When you think KFC, don’t think just fried chicken and on the go food like burgers and wraps. Instead, think of it as a place to take a break from work and enjoy a ‘time-out’. Or at least that’s what the KFC brass in India would like us to think.
The quick service restaurant (QSR) chain has moved away from promoting its ‘finger licking’ food offerings for the first time and is focusing instead on positioning itself as a place to hang out in its recently launched brand campaign. Reason: for Indians, eating out is not just about the food. It is also about catching up with friends and family, says Sandeep Kataria, CMO, Yum! Restaurants India, part of US-based Yum! Brands that owns the KFC chain.
For many, the timing of KFC’s strategic shift of sorts may be ideal. According to a report by Maple Capital Advisors, the middle class which is the largest patron of the food service industry is expected to grow by 67 per cent by 2015, providing ample impetus to the growth of QSR space. Little wonder, the chain with 160 outlets pan-India currently (of these 60 were opened last year alone) plans to expand its footprint to 500 by 2015.

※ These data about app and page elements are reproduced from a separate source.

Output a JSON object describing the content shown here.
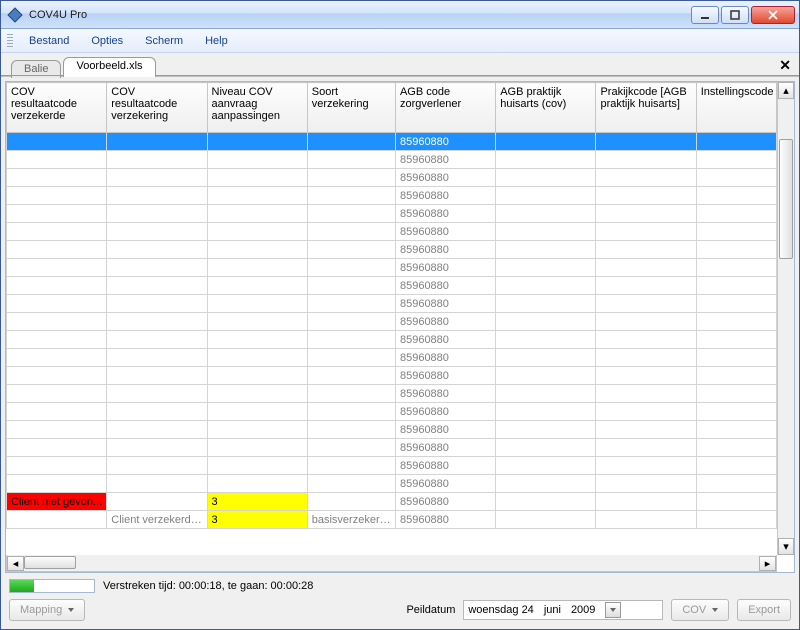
{
  "titlebar": {
    "icon": "app-icon",
    "title": "COV4U Pro"
  },
  "menu": [
    "Bestand",
    "Opties",
    "Scherm",
    "Help"
  ],
  "tabs": [
    {
      "label": "Balie",
      "active": false
    },
    {
      "label": "Voorbeeld.xls",
      "active": true
    }
  ],
  "columns": [
    "COV resultaatcode verzekerde",
    "COV resultaatcode verzekering",
    "Niveau COV aanvraag aanpassingen",
    "Soort verzekering",
    "AGB code zorgverlener",
    "AGB praktijk huisarts (cov)",
    "Prakijkcode [AGB praktijk huisarts]",
    "Instellingscode"
  ],
  "rows": [
    {
      "selected": true,
      "c0": "",
      "c1": "",
      "c2": "",
      "c3": "",
      "c4": "85960880",
      "c5": "",
      "c6": "",
      "c7": ""
    },
    {
      "c0": "",
      "c1": "",
      "c2": "",
      "c3": "",
      "c4": "85960880",
      "c5": "",
      "c6": "",
      "c7": ""
    },
    {
      "c0": "",
      "c1": "",
      "c2": "",
      "c3": "",
      "c4": "85960880",
      "c5": "",
      "c6": "",
      "c7": ""
    },
    {
      "c0": "",
      "c1": "",
      "c2": "",
      "c3": "",
      "c4": "85960880",
      "c5": "",
      "c6": "",
      "c7": ""
    },
    {
      "c0": "",
      "c1": "",
      "c2": "",
      "c3": "",
      "c4": "85960880",
      "c5": "",
      "c6": "",
      "c7": ""
    },
    {
      "c0": "",
      "c1": "",
      "c2": "",
      "c3": "",
      "c4": "85960880",
      "c5": "",
      "c6": "",
      "c7": ""
    },
    {
      "c0": "",
      "c1": "",
      "c2": "",
      "c3": "",
      "c4": "85960880",
      "c5": "",
      "c6": "",
      "c7": ""
    },
    {
      "c0": "",
      "c1": "",
      "c2": "",
      "c3": "",
      "c4": "85960880",
      "c5": "",
      "c6": "",
      "c7": ""
    },
    {
      "c0": "",
      "c1": "",
      "c2": "",
      "c3": "",
      "c4": "85960880",
      "c5": "",
      "c6": "",
      "c7": ""
    },
    {
      "c0": "",
      "c1": "",
      "c2": "",
      "c3": "",
      "c4": "85960880",
      "c5": "",
      "c6": "",
      "c7": ""
    },
    {
      "c0": "",
      "c1": "",
      "c2": "",
      "c3": "",
      "c4": "85960880",
      "c5": "",
      "c6": "",
      "c7": ""
    },
    {
      "c0": "",
      "c1": "",
      "c2": "",
      "c3": "",
      "c4": "85960880",
      "c5": "",
      "c6": "",
      "c7": ""
    },
    {
      "c0": "",
      "c1": "",
      "c2": "",
      "c3": "",
      "c4": "85960880",
      "c5": "",
      "c6": "",
      "c7": ""
    },
    {
      "c0": "",
      "c1": "",
      "c2": "",
      "c3": "",
      "c4": "85960880",
      "c5": "",
      "c6": "",
      "c7": ""
    },
    {
      "c0": "",
      "c1": "",
      "c2": "",
      "c3": "",
      "c4": "85960880",
      "c5": "",
      "c6": "",
      "c7": ""
    },
    {
      "c0": "",
      "c1": "",
      "c2": "",
      "c3": "",
      "c4": "85960880",
      "c5": "",
      "c6": "",
      "c7": ""
    },
    {
      "c0": "",
      "c1": "",
      "c2": "",
      "c3": "",
      "c4": "85960880",
      "c5": "",
      "c6": "",
      "c7": ""
    },
    {
      "c0": "",
      "c1": "",
      "c2": "",
      "c3": "",
      "c4": "85960880",
      "c5": "",
      "c6": "",
      "c7": ""
    },
    {
      "c0": "",
      "c1": "",
      "c2": "",
      "c3": "",
      "c4": "85960880",
      "c5": "",
      "c6": "",
      "c7": ""
    },
    {
      "c0": "",
      "c1": "",
      "c2": "",
      "c3": "",
      "c4": "85960880",
      "c5": "",
      "c6": "",
      "c7": ""
    },
    {
      "c0": "Client niet gevon...",
      "c0_class": "cell-red",
      "c1": "",
      "c2": "3",
      "c2_class": "cell-yellow",
      "c3": "",
      "c4": "85960880",
      "c5": "",
      "c6": "",
      "c7": ""
    },
    {
      "c0": "",
      "c1": "Client verzekerd. ...",
      "c2": "3",
      "c2_class": "cell-yellow",
      "c3": "basisverzekering ...",
      "c4": "85960880",
      "c5": "",
      "c6": "",
      "c7": ""
    }
  ],
  "status": {
    "elapsed_label": "Verstreken tijd: 00:00:18, te gaan: 00:00:28",
    "progress_percent": 28
  },
  "bottom": {
    "mapping_label": "Mapping",
    "peildatum_label": "Peildatum",
    "date_day": "woensdag 24",
    "date_month": "juni",
    "date_year": "2009",
    "cov_label": "COV",
    "export_label": "Export"
  }
}
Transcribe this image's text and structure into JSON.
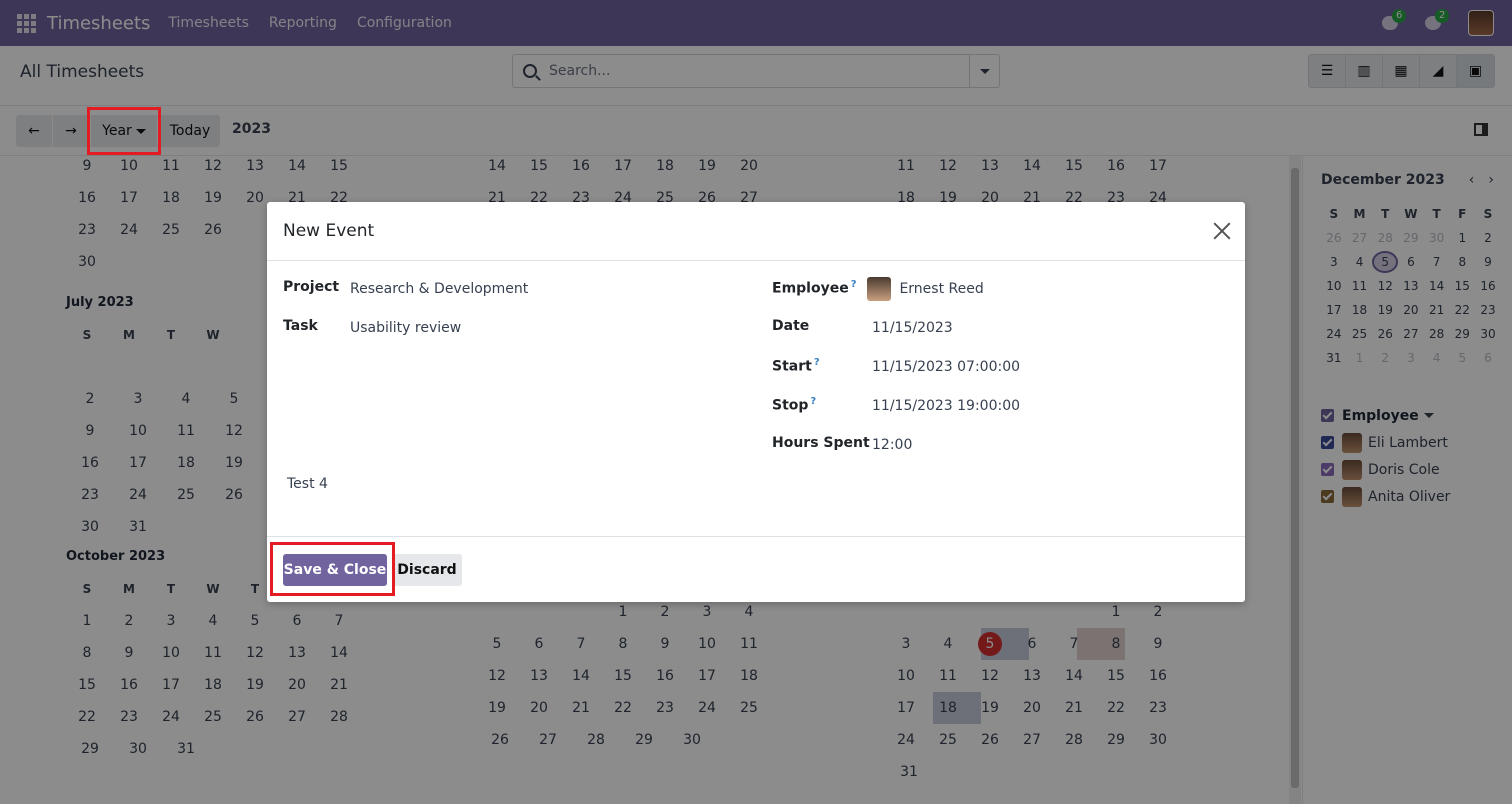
{
  "topbar": {
    "app_name": "Timesheets",
    "menu": [
      "Timesheets",
      "Reporting",
      "Configuration"
    ],
    "messages_badge": "6",
    "activities_badge": "2"
  },
  "control": {
    "breadcrumb": "All Timesheets",
    "search_placeholder": "Search..."
  },
  "calendar_bar": {
    "scale_label": "Year",
    "today_label": "Today",
    "period_label": "2023"
  },
  "calendar": {
    "weekdays": [
      "S",
      "M",
      "T",
      "W",
      "T",
      "F",
      "S"
    ],
    "months": [
      {
        "name": "",
        "rows": [
          [
            "9",
            "10",
            "11",
            "12",
            "13",
            "14",
            "15"
          ],
          [
            "16",
            "17",
            "18",
            "19",
            "20",
            "21",
            "22"
          ],
          [
            "23",
            "24",
            "25",
            "26",
            "",
            "",
            ""
          ],
          [
            "30",
            "",
            "",
            "",
            "",
            "",
            ""
          ]
        ]
      },
      {
        "name": "",
        "rows": [
          [
            "",
            "",
            "",
            "",
            "14",
            "15",
            "16",
            "17",
            "18",
            "19",
            "20"
          ]
        ]
      },
      {
        "name": "July 2023",
        "rows": [
          [
            "",
            "",
            "",
            "",
            "",
            "",
            ""
          ],
          [
            "2",
            "3",
            "4",
            "5",
            "",
            "",
            ""
          ],
          [
            "9",
            "10",
            "11",
            "12",
            "",
            "",
            ""
          ],
          [
            "16",
            "17",
            "18",
            "19",
            "",
            "",
            ""
          ],
          [
            "23",
            "24",
            "25",
            "26",
            "",
            "",
            ""
          ],
          [
            "30",
            "31",
            "",
            "",
            "",
            "",
            ""
          ]
        ]
      },
      {
        "name": "October 2023",
        "rows": [
          [
            "1",
            "2",
            "3",
            "4",
            "5",
            "6",
            "7"
          ],
          [
            "8",
            "9",
            "10",
            "11",
            "12",
            "13",
            "14"
          ],
          [
            "15",
            "16",
            "17",
            "18",
            "19",
            "20",
            "21"
          ],
          [
            "22",
            "23",
            "24",
            "25",
            "26",
            "27",
            "28"
          ],
          [
            "29",
            "30",
            "31",
            "",
            "",
            "",
            ""
          ]
        ]
      }
    ],
    "col2_top": [
      [
        "14",
        "15",
        "16",
        "17",
        "18",
        "19",
        "20"
      ],
      [
        "21",
        "22",
        "23",
        "24",
        "25",
        "26",
        "27"
      ]
    ],
    "col3_top": [
      [
        "11",
        "12",
        "13",
        "14",
        "15",
        "16",
        "17"
      ],
      [
        "18",
        "19",
        "20",
        "21",
        "22",
        "23",
        "24"
      ]
    ],
    "november_rows": [
      [
        "",
        "",
        "",
        "1",
        "2",
        "3",
        "4"
      ],
      [
        "5",
        "6",
        "7",
        "8",
        "9",
        "10",
        "11"
      ],
      [
        "12",
        "13",
        "14",
        "15",
        "16",
        "17",
        "18"
      ],
      [
        "19",
        "20",
        "21",
        "22",
        "23",
        "24",
        "25"
      ],
      [
        "26",
        "27",
        "28",
        "29",
        "30",
        "",
        ""
      ]
    ],
    "december_rows": [
      [
        "",
        "",
        "",
        "",
        "",
        "1",
        "2"
      ],
      [
        "3",
        "4",
        "5",
        "6",
        "7",
        "8",
        "9"
      ],
      [
        "10",
        "11",
        "12",
        "13",
        "14",
        "15",
        "16"
      ],
      [
        "17",
        "18",
        "19",
        "20",
        "21",
        "22",
        "23"
      ],
      [
        "24",
        "25",
        "26",
        "27",
        "28",
        "29",
        "30"
      ],
      [
        "31",
        "",
        "",
        "",
        "",
        "",
        ""
      ]
    ]
  },
  "sidebar": {
    "month_title": "December 2023",
    "weekdays": [
      "S",
      "M",
      "T",
      "W",
      "T",
      "F",
      "S"
    ],
    "weeks": [
      [
        "26",
        "27",
        "28",
        "29",
        "30",
        "1",
        "2"
      ],
      [
        "3",
        "4",
        "5",
        "6",
        "7",
        "8",
        "9"
      ],
      [
        "10",
        "11",
        "12",
        "13",
        "14",
        "15",
        "16"
      ],
      [
        "17",
        "18",
        "19",
        "20",
        "21",
        "22",
        "23"
      ],
      [
        "24",
        "25",
        "26",
        "27",
        "28",
        "29",
        "30"
      ],
      [
        "31",
        "1",
        "2",
        "3",
        "4",
        "5",
        "6"
      ]
    ],
    "filter_title": "Employee",
    "employees": [
      {
        "name": "Eli Lambert",
        "color": "#3b4a9c"
      },
      {
        "name": "Doris Cole",
        "color": "#8a6bbf"
      },
      {
        "name": "Anita Oliver",
        "color": "#8b6a3a"
      }
    ]
  },
  "modal": {
    "title": "New Event",
    "project_label": "Project",
    "project_value": "Research & Development",
    "task_label": "Task",
    "task_value": "Usability review",
    "employee_label": "Employee",
    "employee_value": "Ernest Reed",
    "date_label": "Date",
    "date_value": "11/15/2023",
    "start_label": "Start",
    "start_value": "11/15/2023 07:00:00",
    "stop_label": "Stop",
    "stop_value": "11/15/2023 19:00:00",
    "hours_label": "Hours Spent",
    "hours_value": "12:00",
    "description": "Test 4",
    "save_label": "Save & Close",
    "discard_label": "Discard"
  },
  "colors": {
    "brand": "#71639e",
    "highlight": "#e31b23",
    "today_badge": "#d32f2f"
  }
}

The recent television commercial, created by O&M, revolves around a young executive, too caught up with work to take a break. The ad goes on to show how the people around him help him get to a KFC outlet to unwind. “Food communication typically has enticing food shots. But here, the effort was to bring alive the KFC experience that extends beyond just food,” says Ajay Gahlaut, executive creative director, O&M, Delhi.
Yum! Restaurants is also engaging consumers via the digital media (Facebook; asking consumers to design KFC buckets and win prizes) and radio (consumers can call and nominate friends bogged down by work and win free meals at KFC). To make KFC a top-of-the-list hang out joint for young consumers, the company also plans to introduce Radio KFC, a branded channel that will play a mix of international music at the KFC outlets. As per Kataria, the music played will be chosen to match the timing of the day and, by default, the mood of the consumers walking in. The initiative is currently in the roll-out stage.
Besides overhauling the overall KFC experience, the company is also investing in services like home delivery. “We are encouraging our franchises all over India to start home deliveries. However, there are a few logistical issues in providing home deliveries as the food must be delivered fresh and hot to the consumer's doorstep, and there should be no compromise in food quality. Keeping this in mind, it may not be possible for each outlet to provide home deliveries,” says Kataria.
The Yum! Brands brass has gone on record saying it will replicate the China model for growth in India. KFC accounts for almost 80 per cent of the company’s 4,000-odd outlets in China, which contribute a third of Yum’s global revenue.